As long as you are alive, Dimitri, the heart of this army will never be broken!
When Call of Duty 3 was released at the beginning of this generation, gamers everywhere cried out, feeling that the venerable series had already jumped the shark. Switching development houses from Infinity Ward to Treyarch, Call of Duty 3 seemed like more of the same, but weighed down with the sticky tar of bad game design. With Call of Duty 3 deemed as the nadir of the series, it fell back to Infinity Ward to do for CoD what Casino Royal did for the Bond franchise. CoD needed a reboot, and Infinity Ward delivered in spades.
Call of Duty: Modern Warfare hit with a critical thunderstorm, taking the gaming world squarely by the short and curlys and holding on tight. Even today, Modern Warfare is still praised as one of the best shooters since Halo.
Now, a year later, the buck has passed to Treyarch to make the proverbial lightning strike again. Using the Call of Duty 4 engine, Treyarch put the clock back sixty years, dumping armchair soldiers back into the horrors of World War Two.
This time around, you're playing the role of a Marine in the war against Japan, and a Russian soldier taking the fight to Berlin. In the opening vignette, Call of Duty: World At War tries really hard to distinguish itself from it's predecessors...with a torture scene. After your buddy is gruesomely dispatched, your timely rescue arrives in the form of Jack Bauer himself, Mister Kiefer Sutherland.
After Jack busts you out of your prison, it's back into the tried and true Call of Duty style of gameplay. Advance forward until you get to your objective, slot a few bad guys, and move on the next hot zone. As in previous Call of Duties, enemies continuously respawn until you advance forward and turn off the triggers, meaning that if you're the cautious type, you might be stuck behind that barrel for a while.
Pressing forward to get to the next checkpoint is the meat of this game, and it's unfortunately where the game suffers it's most crippling problem. The main way to play this game could be called "trial and error" gameplay. If that suicidal rush didn't work, maybe the next one will. Running through a hail of bullets over and over again isn't fun, especially with the checkpoints as far apart as they are.
While the game is a frustrating slog through the corpses of slain enemies, the environments really make up for it. If you're not playing pincushion to a barrage of bullets, stop and take a minute to appreciate the scenery. Light streams through trees deep in the jungle, and a blood-red sun rise highlights the ruined buildings of Berlin as Katyusha rockets spiral downward leaving destruction in their wake. It's too bad that a game this beautiful has you pressing forward as fast as possible, some of the vistas really stand out amid the traditional war scenery.
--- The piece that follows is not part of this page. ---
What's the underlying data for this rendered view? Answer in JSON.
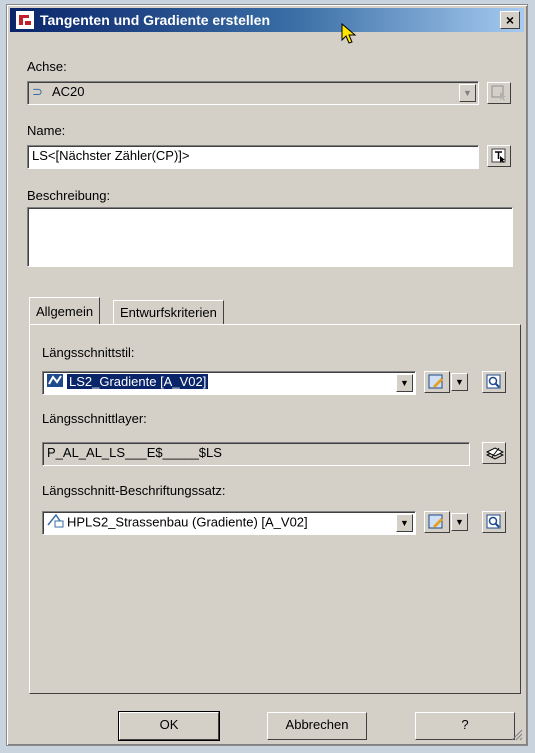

Multiplayer has been improved this time around with the addition of co-op and the Nazi Zombie mode. Yes, you read that right, Nazi Zombies. Essentially a cross between Gears of War 2's Locust mode and Left 4 Dead, Nazi Zombies has you and up to three friends defending a ruined house in the middle of a fog-ridden forest. Killing zombies accumulates points, which can be spent on guns, opening other areas of the house, and repairing the barricades. If you have three friends to stick it out with, Nazi Zombies can add a bit of fun to your online experience; alone, it's a ridiculously impossible stand against the ravenous undead.
In terms of straight up player versus player action, World at War feels like a skin mod for Modern Warfare. You rank up, earn new guns and attachments, and some perks to go with it. Most of the perks and attachments are lifted straight out of CoD 4; only the vehicle perks are completely original.
That being said, it's still fun to hop online and spend a hour or two blasting away. The maps are designed to be more open, giving bigger fire-fights more attention than the choke-point centric strategies of CoD 4.
If you're a fan of the Call of Duty series, you can do much worse than World at War. A solid outing, but it lacks the intricately detailed polish of Modern Warfare. However, it is worth jumping back into the trenches, at least for this one last time.